**Work to be completed**
Everything in the listing below should be written out again exactly, except the pictures.

**Data for processing**
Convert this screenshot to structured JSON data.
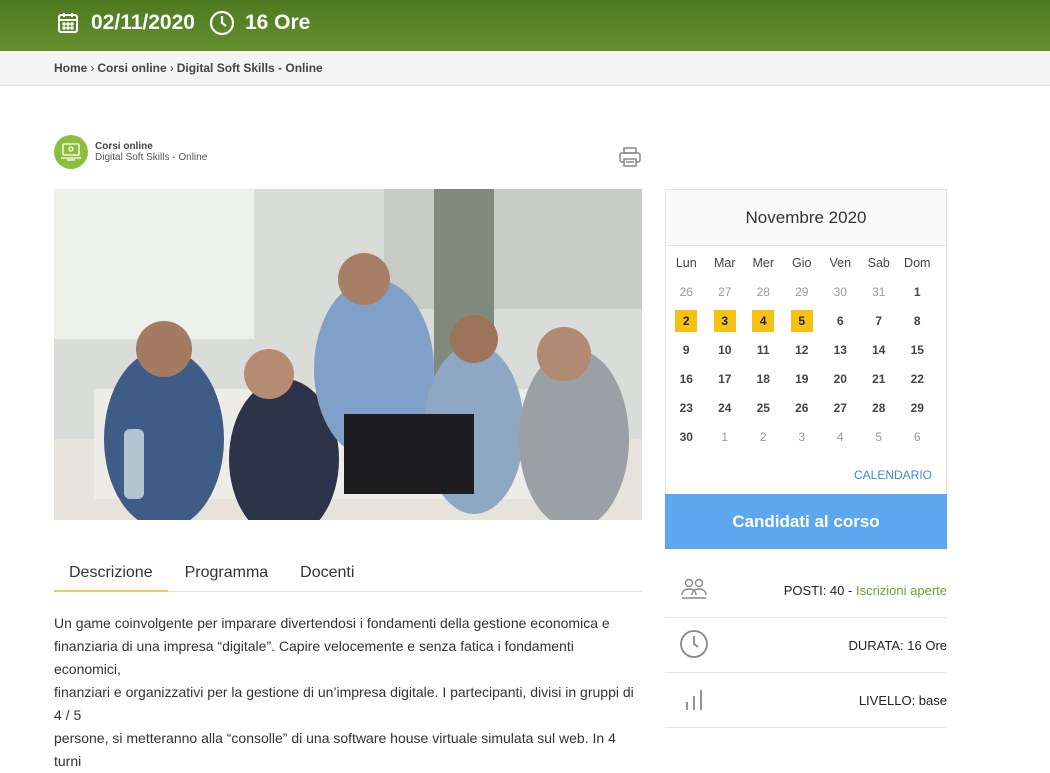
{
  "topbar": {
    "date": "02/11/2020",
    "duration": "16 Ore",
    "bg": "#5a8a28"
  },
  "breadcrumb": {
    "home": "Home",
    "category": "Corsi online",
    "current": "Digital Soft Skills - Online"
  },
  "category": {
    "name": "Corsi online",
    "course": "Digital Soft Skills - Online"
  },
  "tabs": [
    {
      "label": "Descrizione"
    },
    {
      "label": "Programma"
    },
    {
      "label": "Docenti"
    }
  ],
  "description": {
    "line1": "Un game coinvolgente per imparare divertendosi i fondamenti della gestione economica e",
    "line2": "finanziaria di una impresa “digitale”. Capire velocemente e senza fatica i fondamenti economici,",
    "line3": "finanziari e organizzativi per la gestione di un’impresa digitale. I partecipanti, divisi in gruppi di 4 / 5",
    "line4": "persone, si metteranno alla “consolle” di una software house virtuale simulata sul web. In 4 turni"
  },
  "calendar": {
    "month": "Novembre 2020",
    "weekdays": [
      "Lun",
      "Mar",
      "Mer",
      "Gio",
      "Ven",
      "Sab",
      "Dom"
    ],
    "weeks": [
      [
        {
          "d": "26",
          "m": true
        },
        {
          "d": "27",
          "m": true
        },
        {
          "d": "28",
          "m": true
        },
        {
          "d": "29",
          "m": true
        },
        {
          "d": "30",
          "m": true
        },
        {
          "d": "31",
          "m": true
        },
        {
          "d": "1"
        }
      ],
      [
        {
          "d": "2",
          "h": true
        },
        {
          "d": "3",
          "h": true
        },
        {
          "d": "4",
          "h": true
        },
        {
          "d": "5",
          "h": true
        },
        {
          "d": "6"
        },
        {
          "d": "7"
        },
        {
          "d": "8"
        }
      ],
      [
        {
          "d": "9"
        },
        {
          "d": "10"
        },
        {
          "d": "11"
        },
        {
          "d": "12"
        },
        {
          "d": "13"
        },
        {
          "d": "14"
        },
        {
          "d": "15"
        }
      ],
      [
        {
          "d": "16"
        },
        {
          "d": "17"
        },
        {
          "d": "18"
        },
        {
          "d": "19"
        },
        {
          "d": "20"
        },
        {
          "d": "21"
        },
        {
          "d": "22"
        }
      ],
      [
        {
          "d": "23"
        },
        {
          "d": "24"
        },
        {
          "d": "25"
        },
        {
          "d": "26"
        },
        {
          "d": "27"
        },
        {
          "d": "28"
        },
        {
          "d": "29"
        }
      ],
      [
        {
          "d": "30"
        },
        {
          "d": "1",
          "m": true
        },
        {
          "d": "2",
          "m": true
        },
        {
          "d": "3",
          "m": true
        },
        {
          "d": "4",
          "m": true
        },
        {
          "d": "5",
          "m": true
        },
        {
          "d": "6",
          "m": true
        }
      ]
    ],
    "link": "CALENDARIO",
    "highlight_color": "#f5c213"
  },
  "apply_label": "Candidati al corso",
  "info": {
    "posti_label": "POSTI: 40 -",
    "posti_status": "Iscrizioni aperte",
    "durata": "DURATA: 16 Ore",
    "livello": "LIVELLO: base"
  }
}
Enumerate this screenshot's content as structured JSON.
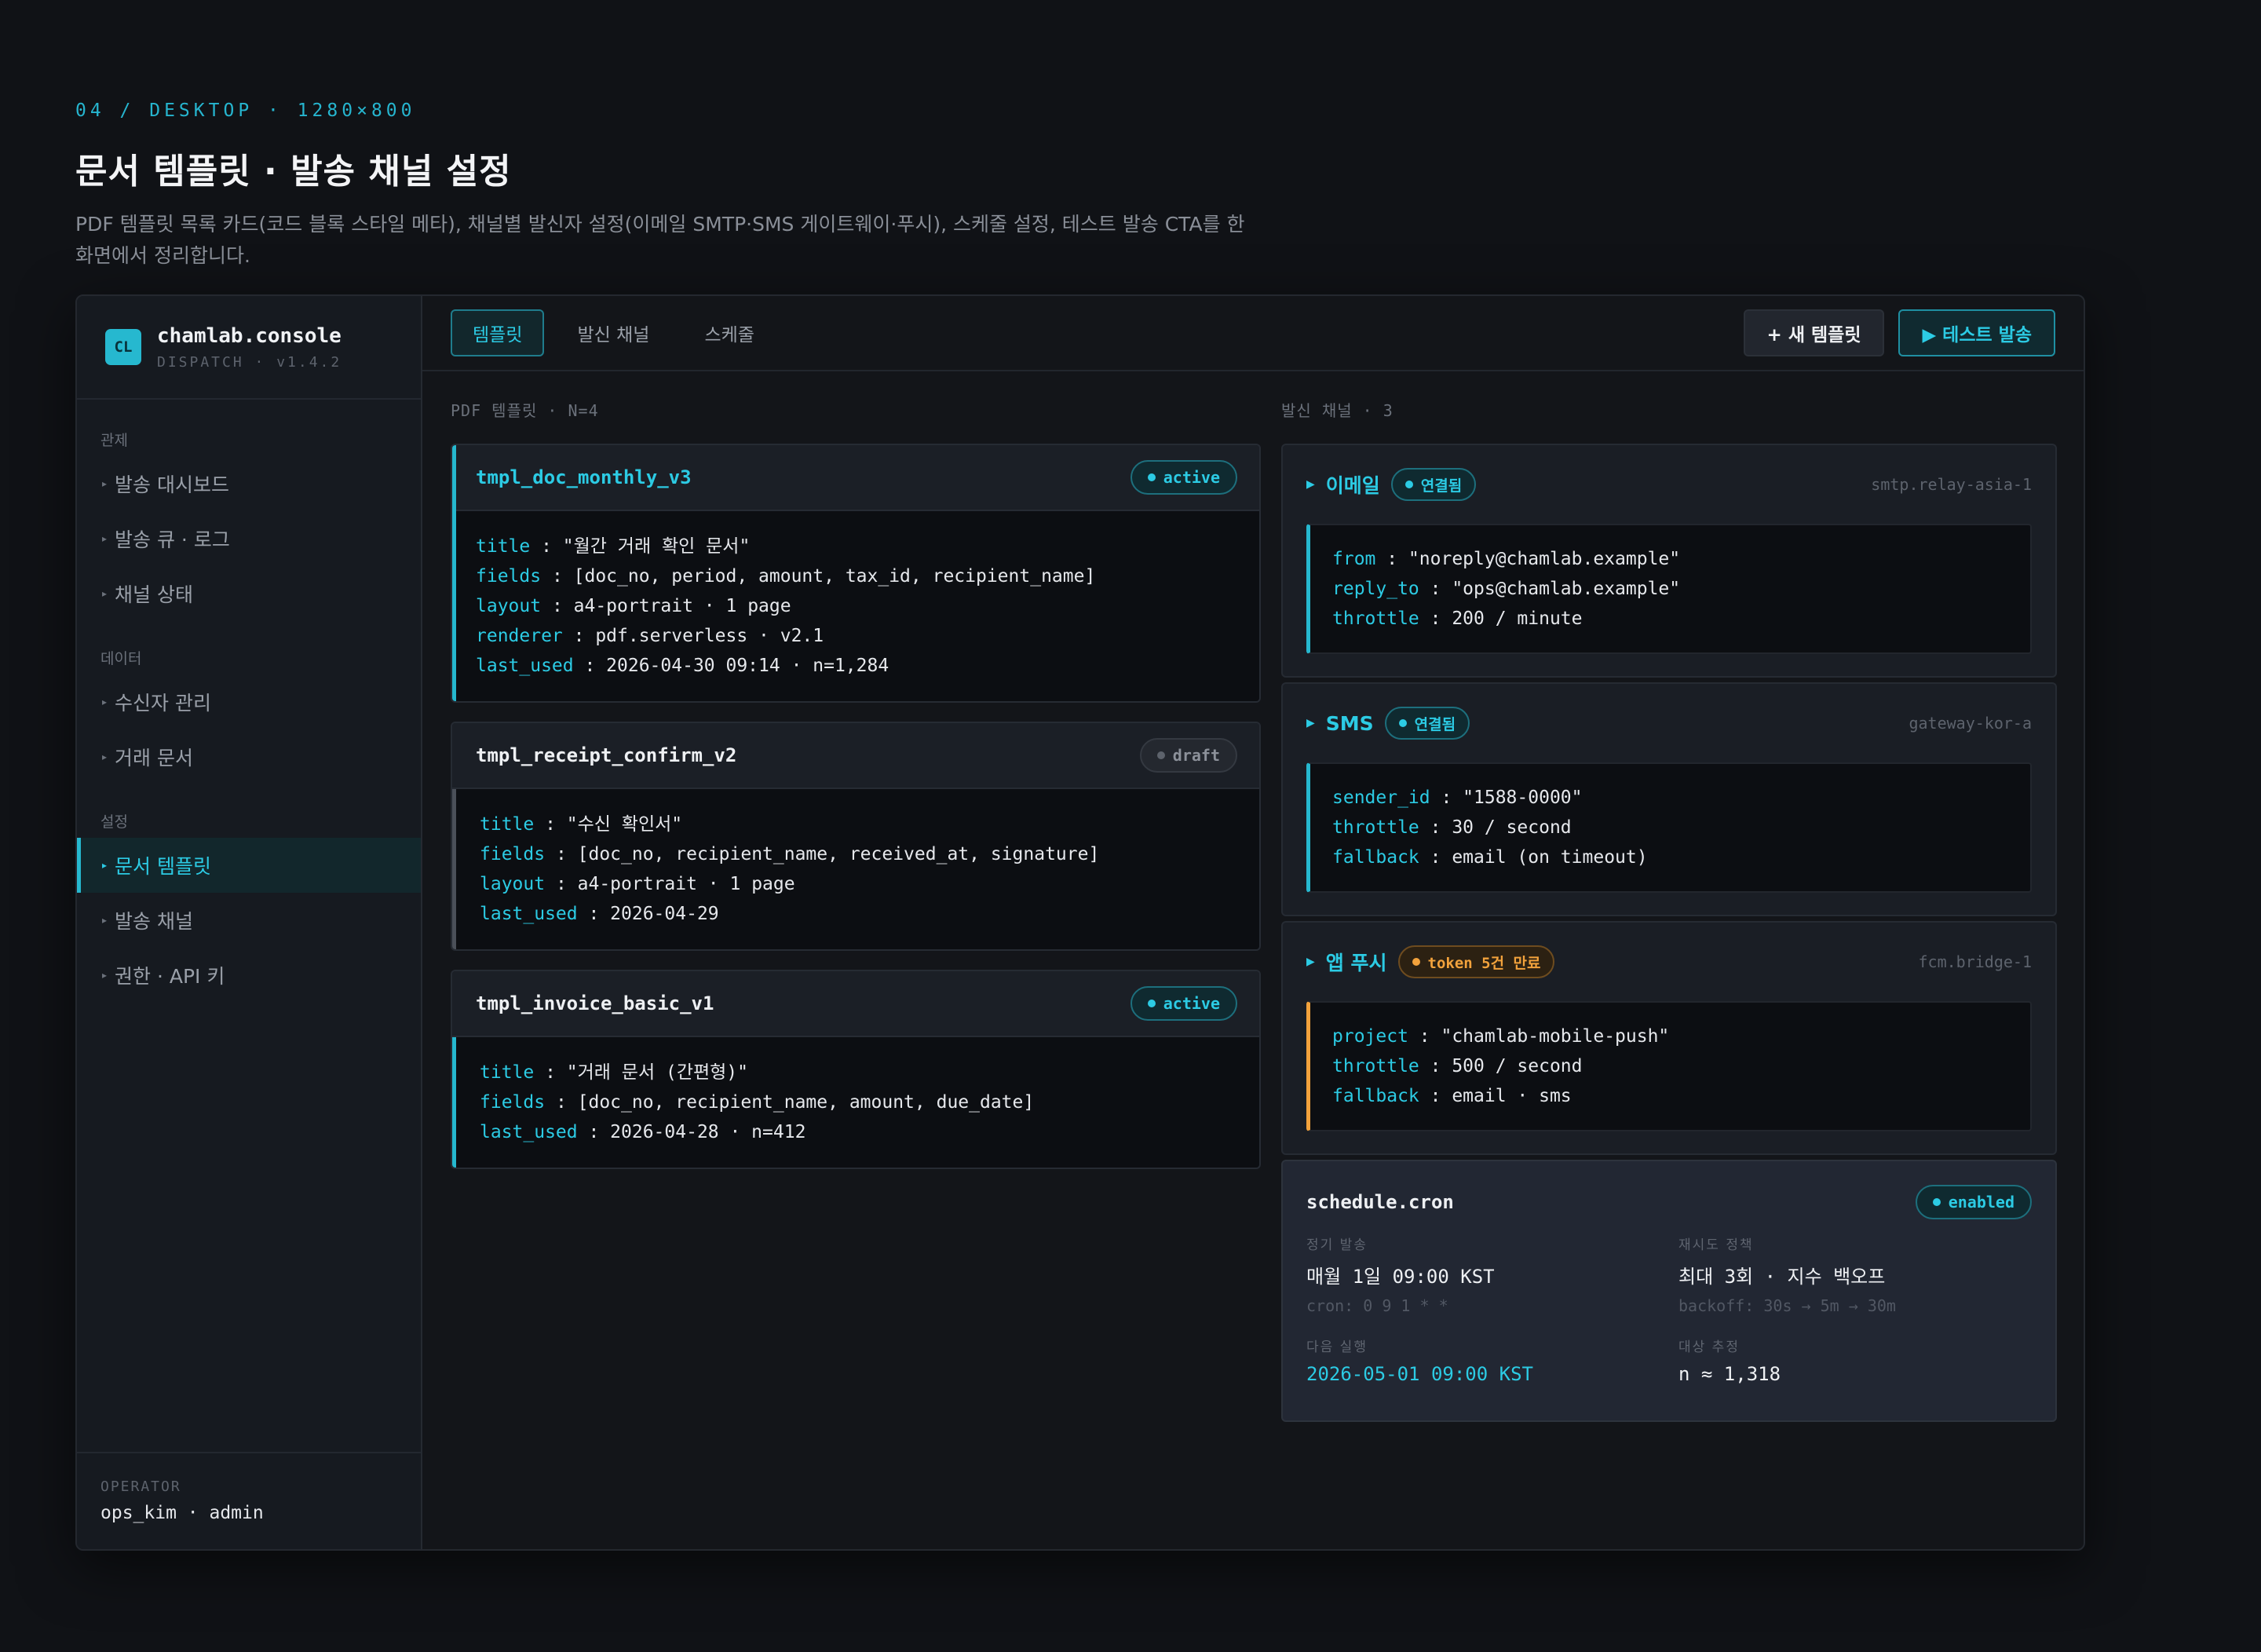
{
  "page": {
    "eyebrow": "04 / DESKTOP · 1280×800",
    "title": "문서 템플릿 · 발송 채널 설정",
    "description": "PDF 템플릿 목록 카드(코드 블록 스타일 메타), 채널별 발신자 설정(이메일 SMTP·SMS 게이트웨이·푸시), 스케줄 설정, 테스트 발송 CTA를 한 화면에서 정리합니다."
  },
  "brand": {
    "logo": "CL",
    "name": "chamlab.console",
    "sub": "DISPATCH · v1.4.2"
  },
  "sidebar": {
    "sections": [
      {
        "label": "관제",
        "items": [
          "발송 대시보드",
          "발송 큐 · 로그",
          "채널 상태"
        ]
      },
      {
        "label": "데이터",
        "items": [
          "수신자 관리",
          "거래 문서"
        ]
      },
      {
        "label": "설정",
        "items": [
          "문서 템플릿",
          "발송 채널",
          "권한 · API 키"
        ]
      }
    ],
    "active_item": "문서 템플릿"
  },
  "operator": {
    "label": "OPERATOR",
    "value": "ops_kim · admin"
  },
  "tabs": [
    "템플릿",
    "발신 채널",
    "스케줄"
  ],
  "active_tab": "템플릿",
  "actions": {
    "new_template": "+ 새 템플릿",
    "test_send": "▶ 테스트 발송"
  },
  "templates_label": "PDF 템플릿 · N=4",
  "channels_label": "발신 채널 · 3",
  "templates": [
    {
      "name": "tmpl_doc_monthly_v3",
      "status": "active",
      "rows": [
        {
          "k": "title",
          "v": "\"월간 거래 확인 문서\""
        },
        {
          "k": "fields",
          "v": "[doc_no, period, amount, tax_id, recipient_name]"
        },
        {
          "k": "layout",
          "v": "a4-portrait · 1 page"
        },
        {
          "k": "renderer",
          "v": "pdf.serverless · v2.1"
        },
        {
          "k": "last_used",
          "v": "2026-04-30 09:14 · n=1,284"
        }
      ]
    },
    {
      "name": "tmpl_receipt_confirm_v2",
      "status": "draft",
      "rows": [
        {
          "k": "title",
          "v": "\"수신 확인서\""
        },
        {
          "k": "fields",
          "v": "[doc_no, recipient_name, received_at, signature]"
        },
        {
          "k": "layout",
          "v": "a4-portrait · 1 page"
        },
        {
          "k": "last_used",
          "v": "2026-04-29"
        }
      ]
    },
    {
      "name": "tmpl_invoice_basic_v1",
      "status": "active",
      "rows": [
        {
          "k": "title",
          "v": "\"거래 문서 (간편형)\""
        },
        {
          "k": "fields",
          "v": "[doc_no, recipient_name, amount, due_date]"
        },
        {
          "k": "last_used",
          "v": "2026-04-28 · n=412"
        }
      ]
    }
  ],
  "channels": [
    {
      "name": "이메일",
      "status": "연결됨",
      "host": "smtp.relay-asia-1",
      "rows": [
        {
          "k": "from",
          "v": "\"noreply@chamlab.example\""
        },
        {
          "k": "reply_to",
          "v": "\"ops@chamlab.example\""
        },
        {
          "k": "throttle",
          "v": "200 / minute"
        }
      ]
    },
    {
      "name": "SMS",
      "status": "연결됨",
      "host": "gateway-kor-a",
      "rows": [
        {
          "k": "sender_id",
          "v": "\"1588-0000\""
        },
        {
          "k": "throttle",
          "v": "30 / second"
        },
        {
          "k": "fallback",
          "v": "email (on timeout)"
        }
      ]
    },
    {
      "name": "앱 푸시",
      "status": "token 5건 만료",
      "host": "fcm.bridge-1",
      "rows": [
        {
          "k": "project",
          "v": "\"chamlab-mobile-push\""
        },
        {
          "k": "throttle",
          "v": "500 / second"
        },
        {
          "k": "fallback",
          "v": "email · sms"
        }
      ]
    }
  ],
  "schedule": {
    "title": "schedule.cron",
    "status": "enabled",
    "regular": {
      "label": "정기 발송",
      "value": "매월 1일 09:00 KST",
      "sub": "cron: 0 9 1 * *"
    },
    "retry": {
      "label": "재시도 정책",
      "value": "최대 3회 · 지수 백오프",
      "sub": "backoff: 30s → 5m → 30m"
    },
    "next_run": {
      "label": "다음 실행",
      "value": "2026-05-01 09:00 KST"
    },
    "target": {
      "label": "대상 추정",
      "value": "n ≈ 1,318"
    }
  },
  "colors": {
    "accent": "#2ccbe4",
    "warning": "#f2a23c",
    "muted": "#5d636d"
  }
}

**Exercise output**
Convert this screenshot to structured JSON data.
{
  "topbar": {
    "date": "02/11/2020",
    "duration": "16 Ore",
    "bg": "#5a8a28"
  },
  "breadcrumb": {
    "home": "Home",
    "category": "Corsi online",
    "current": "Digital Soft Skills - Online"
  },
  "category": {
    "name": "Corsi online",
    "course": "Digital Soft Skills - Online"
  },
  "tabs": [
    {
      "label": "Descrizione"
    },
    {
      "label": "Programma"
    },
    {
      "label": "Docenti"
    }
  ],
  "description": {
    "line1": "Un game coinvolgente per imparare divertendosi i fondamenti della gestione economica e",
    "line2": "finanziaria di una impresa “digitale”. Capire velocemente e senza fatica i fondamenti economici,",
    "line3": "finanziari e organizzativi per la gestione di un’impresa digitale. I partecipanti, divisi in gruppi di 4 / 5",
    "line4": "persone, si metteranno alla “consolle” di una software house virtuale simulata sul web. In 4 turni"
  },
  "calendar": {
    "month": "Novembre 2020",
    "weekdays": [
      "Lun",
      "Mar",
      "Mer",
      "Gio",
      "Ven",
      "Sab",
      "Dom"
    ],
    "weeks": [
      [
        {
          "d": "26",
          "m": true
        },
        {
          "d": "27",
          "m": true
        },
        {
          "d": "28",
          "m": true
        },
        {
          "d": "29",
          "m": true
        },
        {
          "d": "30",
          "m": true
        },
        {
          "d": "31",
          "m": true
        },
        {
          "d": "1"
        }
      ],
      [
        {
          "d": "2",
          "h": true
        },
        {
          "d": "3",
          "h": true
        },
        {
          "d": "4",
          "h": true
        },
        {
          "d": "5",
          "h": true
        },
        {
          "d": "6"
        },
        {
          "d": "7"
        },
        {
          "d": "8"
        }
      ],
      [
        {
          "d": "9"
        },
        {
          "d": "10"
        },
        {
          "d": "11"
        },
        {
          "d": "12"
        },
        {
          "d": "13"
        },
        {
          "d": "14"
        },
        {
          "d": "15"
        }
      ],
      [
        {
          "d": "16"
        },
        {
          "d": "17"
        },
        {
          "d": "18"
        },
        {
          "d": "19"
        },
        {
          "d": "20"
        },
        {
          "d": "21"
        },
        {
          "d": "22"
        }
      ],
      [
        {
          "d": "23"
        },
        {
          "d": "24"
        },
        {
          "d": "25"
        },
        {
          "d": "26"
        },
        {
          "d": "27"
        },
        {
          "d": "28"
        },
        {
          "d": "29"
        }
      ],
      [
        {
          "d": "30"
        },
        {
          "d": "1",
          "m": true
        },
        {
          "d": "2",
          "m": true
        },
        {
          "d": "3",
          "m": true
        },
        {
          "d": "4",
          "m": true
        },
        {
          "d": "5",
          "m": true
        },
        {
          "d": "6",
          "m": true
        }
      ]
    ],
    "link": "CALENDARIO",
    "highlight_color": "#f5c213"
  },
  "apply_label": "Candidati al corso",
  "info": {
    "posti_label": "POSTI: 40 -",
    "posti_status": "Iscrizioni aperte",
    "durata": "DURATA: 16 Ore",
    "livello": "LIVELLO: base"
  }
}
Enumerate this screenshot's content as structured JSON.
{
  "page": {
    "eyebrow": "04 / DESKTOP · 1280×800",
    "title": "문서 템플릿 · 발송 채널 설정",
    "description": "PDF 템플릿 목록 카드(코드 블록 스타일 메타), 채널별 발신자 설정(이메일 SMTP·SMS 게이트웨이·푸시), 스케줄 설정, 테스트 발송 CTA를 한 화면에서 정리합니다."
  },
  "brand": {
    "logo": "CL",
    "name": "chamlab.console",
    "sub": "DISPATCH · v1.4.2"
  },
  "sidebar": {
    "sections": [
      {
        "label": "관제",
        "items": [
          "발송 대시보드",
          "발송 큐 · 로그",
          "채널 상태"
        ]
      },
      {
        "label": "데이터",
        "items": [
          "수신자 관리",
          "거래 문서"
        ]
      },
      {
        "label": "설정",
        "items": [
          "문서 템플릿",
          "발송 채널",
          "권한 · API 키"
        ]
      }
    ],
    "active_item": "문서 템플릿"
  },
  "operator": {
    "label": "OPERATOR",
    "value": "ops_kim · admin"
  },
  "tabs": [
    "템플릿",
    "발신 채널",
    "스케줄"
  ],
  "active_tab": "템플릿",
  "actions": {
    "new_template": "+ 새 템플릿",
    "test_send": "▶ 테스트 발송"
  },
  "templates_label": "PDF 템플릿 · N=4",
  "channels_label": "발신 채널 · 3",
  "templates": [
    {
      "name": "tmpl_doc_monthly_v3",
      "status": "active",
      "rows": [
        {
          "k": "title",
          "v": "\"월간 거래 확인 문서\""
        },
        {
          "k": "fields",
          "v": "[doc_no, period, amount, tax_id, recipient_name]"
        },
        {
          "k": "layout",
          "v": "a4-portrait · 1 page"
        },
        {
          "k": "renderer",
          "v": "pdf.serverless · v2.1"
        },
        {
          "k": "last_used",
          "v": "2026-04-30 09:14 · n=1,284"
        }
      ]
    },
    {
      "name": "tmpl_receipt_confirm_v2",
      "status": "draft",
      "rows": [
        {
          "k": "title",
          "v": "\"수신 확인서\""
        },
        {
          "k": "fields",
          "v": "[doc_no, recipient_name, received_at, signature]"
        },
        {
          "k": "layout",
          "v": "a4-portrait · 1 page"
        },
        {
          "k": "last_used",
          "v": "2026-04-29"
        }
      ]
    },
    {
      "name": "tmpl_invoice_basic_v1",
      "status": "active",
      "rows": [
        {
          "k": "title",
          "v": "\"거래 문서 (간편형)\""
        },
        {
          "k": "fields",
          "v": "[doc_no, recipient_name, amount, due_date]"
        },
        {
          "k": "last_used",
          "v": "2026-04-28 · n=412"
        }
      ]
    }
  ],
  "channels": [
    {
      "name": "이메일",
      "status": "연결됨",
      "host": "smtp.relay-asia-1",
      "rows": [
        {
          "k": "from",
          "v": "\"noreply@chamlab.example\""
        },
        {
          "k": "reply_to",
          "v": "\"ops@chamlab.example\""
        },
        {
          "k": "throttle",
          "v": "200 / minute"
        }
      ]
    },
    {
      "name": "SMS",
      "status": "연결됨",
      "host": "gateway-kor-a",
      "rows": [
        {
          "k": "sender_id",
          "v": "\"1588-0000\""
        },
        {
          "k": "throttle",
          "v": "30 / second"
        },
        {
          "k": "fallback",
          "v": "email (on timeout)"
        }
      ]
    },
    {
      "name": "앱 푸시",
      "status": "token 5건 만료",
      "host": "fcm.bridge-1",
      "rows": [
        {
          "k": "project",
          "v": "\"chamlab-mobile-push\""
        },
        {
          "k": "throttle",
          "v": "500 / second"
        },
        {
          "k": "fallback",
          "v": "email · sms"
        }
      ]
    }
  ],
  "schedule": {
    "title": "schedule.cron",
    "status": "enabled",
    "regular": {
      "label": "정기 발송",
      "value": "매월 1일 09:00 KST",
      "sub": "cron: 0 9 1 * *"
    },
    "retry": {
      "label": "재시도 정책",
      "value": "최대 3회 · 지수 백오프",
      "sub": "backoff: 30s → 5m → 30m"
    },
    "next_run": {
      "label": "다음 실행",
      "value": "2026-05-01 09:00 KST"
    },
    "target": {
      "label": "대상 추정",
      "value": "n ≈ 1,318"
    }
  },
  "colors": {
    "accent": "#2ccbe4",
    "warning": "#f2a23c",
    "muted": "#5d636d"
  }
}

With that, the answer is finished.